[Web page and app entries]
--- START ---

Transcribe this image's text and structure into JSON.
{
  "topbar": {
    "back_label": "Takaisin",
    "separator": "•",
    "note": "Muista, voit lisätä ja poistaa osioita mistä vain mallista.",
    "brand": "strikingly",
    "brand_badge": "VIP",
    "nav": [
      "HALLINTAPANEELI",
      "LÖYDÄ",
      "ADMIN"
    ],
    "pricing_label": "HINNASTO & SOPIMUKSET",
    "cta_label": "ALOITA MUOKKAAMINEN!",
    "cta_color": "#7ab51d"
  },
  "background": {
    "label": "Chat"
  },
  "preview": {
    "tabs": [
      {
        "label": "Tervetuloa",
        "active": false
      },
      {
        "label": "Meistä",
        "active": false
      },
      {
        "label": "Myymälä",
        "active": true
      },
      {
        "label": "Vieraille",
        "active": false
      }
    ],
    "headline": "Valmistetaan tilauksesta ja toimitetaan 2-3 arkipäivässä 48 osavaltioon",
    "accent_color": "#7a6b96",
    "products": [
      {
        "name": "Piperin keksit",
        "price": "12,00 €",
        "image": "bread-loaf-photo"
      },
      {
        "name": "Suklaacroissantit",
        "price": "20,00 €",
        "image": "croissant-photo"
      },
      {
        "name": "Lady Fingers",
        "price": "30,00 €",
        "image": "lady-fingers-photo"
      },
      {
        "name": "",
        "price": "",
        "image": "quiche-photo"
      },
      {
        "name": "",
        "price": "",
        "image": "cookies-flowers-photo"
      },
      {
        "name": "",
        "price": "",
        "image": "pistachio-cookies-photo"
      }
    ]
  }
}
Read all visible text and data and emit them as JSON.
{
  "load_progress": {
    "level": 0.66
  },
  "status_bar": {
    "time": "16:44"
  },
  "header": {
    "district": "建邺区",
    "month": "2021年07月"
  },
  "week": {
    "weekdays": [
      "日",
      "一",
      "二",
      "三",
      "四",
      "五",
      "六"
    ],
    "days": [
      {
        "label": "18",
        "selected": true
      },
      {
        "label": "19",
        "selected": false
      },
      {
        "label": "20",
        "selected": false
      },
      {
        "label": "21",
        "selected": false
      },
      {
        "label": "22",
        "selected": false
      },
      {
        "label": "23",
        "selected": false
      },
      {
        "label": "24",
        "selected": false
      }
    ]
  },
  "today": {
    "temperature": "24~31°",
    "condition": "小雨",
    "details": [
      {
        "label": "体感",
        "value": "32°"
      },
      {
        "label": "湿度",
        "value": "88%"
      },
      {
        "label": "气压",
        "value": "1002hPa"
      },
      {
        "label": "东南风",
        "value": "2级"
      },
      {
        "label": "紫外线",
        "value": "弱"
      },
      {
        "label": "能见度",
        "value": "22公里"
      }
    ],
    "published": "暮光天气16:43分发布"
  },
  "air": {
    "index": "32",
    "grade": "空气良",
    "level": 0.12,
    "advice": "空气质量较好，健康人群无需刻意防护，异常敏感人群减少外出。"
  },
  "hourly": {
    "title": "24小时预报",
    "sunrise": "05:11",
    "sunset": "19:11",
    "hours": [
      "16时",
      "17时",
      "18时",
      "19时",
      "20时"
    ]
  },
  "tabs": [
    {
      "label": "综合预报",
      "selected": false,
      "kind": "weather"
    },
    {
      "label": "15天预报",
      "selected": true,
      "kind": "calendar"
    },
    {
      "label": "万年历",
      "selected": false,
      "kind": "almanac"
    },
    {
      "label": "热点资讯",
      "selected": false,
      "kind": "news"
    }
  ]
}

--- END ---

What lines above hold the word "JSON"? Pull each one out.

_Written response_.
Transcribe this image's text and structure into JSON.
Read all visible text and data and emit them as JSON.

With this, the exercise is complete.